As multi-cloud environments continue to become more and more popular and your virtual servers, storage, and associated components sprawl across various providers, efficient governance becomes even more critical.
By implementing a cloud resource tagging policy, you lay the groundwork to consistently apply automated or manual actions relating to allocation, reporting, chargeback, compliance, security, patching, software installation, and even decommissioning or scaling resources when required.
Alert Rules in Azure are a tool to let you know when some condition of your choice has occurred within any given component of your Azure infrastructure. In other words, they alert you to potential problems so you can remedy them before anything serious goes wrong.
Have you ever had the tedious task of creating multiple alerts for all of the resources in your subscription? Let me tell you, it is really time consuming to create them from scratch one by one.

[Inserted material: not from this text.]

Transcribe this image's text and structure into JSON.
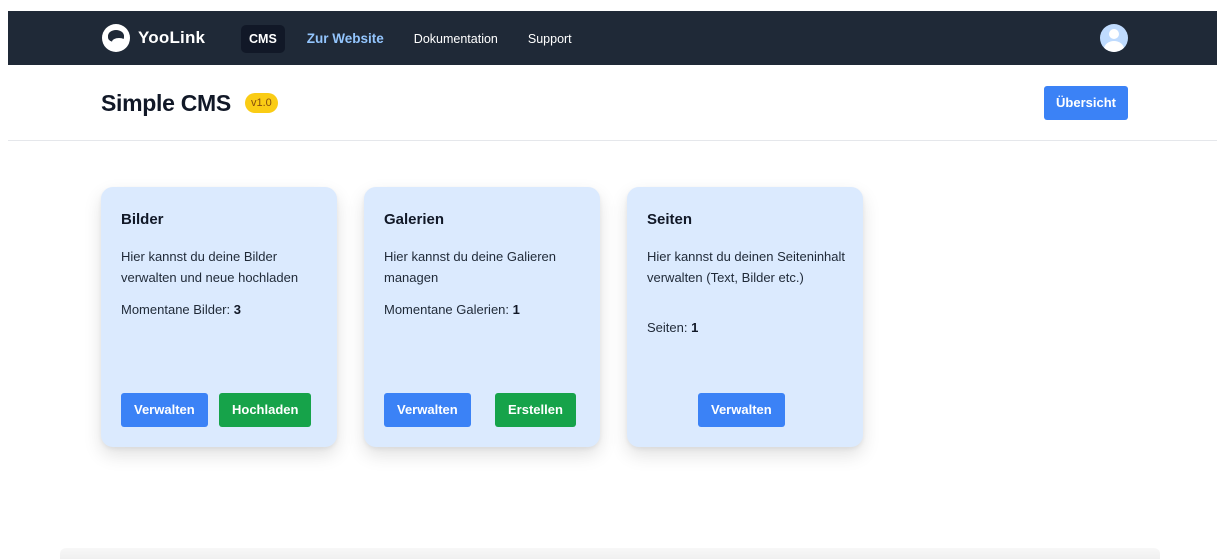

I have a PowerShell Script that can Target and Create specific metric alerts for the resources you define inside of the script, making it much simpler to create a large amount of alerts at one time.
Skip down to the script if you’re familiar with Alerts already. If you aren’t here’s an overview on how they work.
One key concept to master when dealing with cloud, containerized, or otherwise software-defined infrastructure is Infrastructure as Code. This may seem strange at first. After all, your code runs on top of infrastructure, right?
Infrastructure as code (IaC) works in practice by managing your computing resources — virtual machines, storage, networking, and all the associated policies for security and such — in the same manner as you treat your code. This packages everything necessary for your application, from the code and assets to the underlying infrastructure itself, together into what works functionally as a single deployment.
Just as DevOps combined development and operations into one entity, IaC combines code and infrastructure as one.
Many customers frequently ask the question whether or not it is possible to fetch a report of up-time of a service being monitored with SCOM. Usually, the answer is – not out of the box. However, you can achieve this using a simple workaround.
One way of doing it is to author your own service monitor, but that involves considerable amount of knowledge and experience of management packs and the underlying coding. It usually takes a lot of time as well. Not everyone has the right knowledge or the time to spend on this so I thought I’d share a quick trick I do to measure uptime of a service and also be able to present it to the concerned parties in the form of a report.
Sometimes you want to trigger a specific action when something is detected by one of your alert rules inside of Azure. If you want to immediately remediate the specific issue you are facing normally you would have to login to the machine once you receive the alert, but by using an Azure Automation account you don’t have to take any additional steps to fix whatever threw the alert — just create your script and leave it to run whenever the alert is triggered. As simple as that.
This works perfectly when you need to resolve a common issue with a trusty PowerShell script that you have often used. This method will save you time and effort; you can rest assured that the issue is being taken care of with the help of a Custom Script Extension.
Running a custom script on a specific machine when an alert is triggered in Log Analytics is quite easy. Here are the following steps you need to follow to achieve this.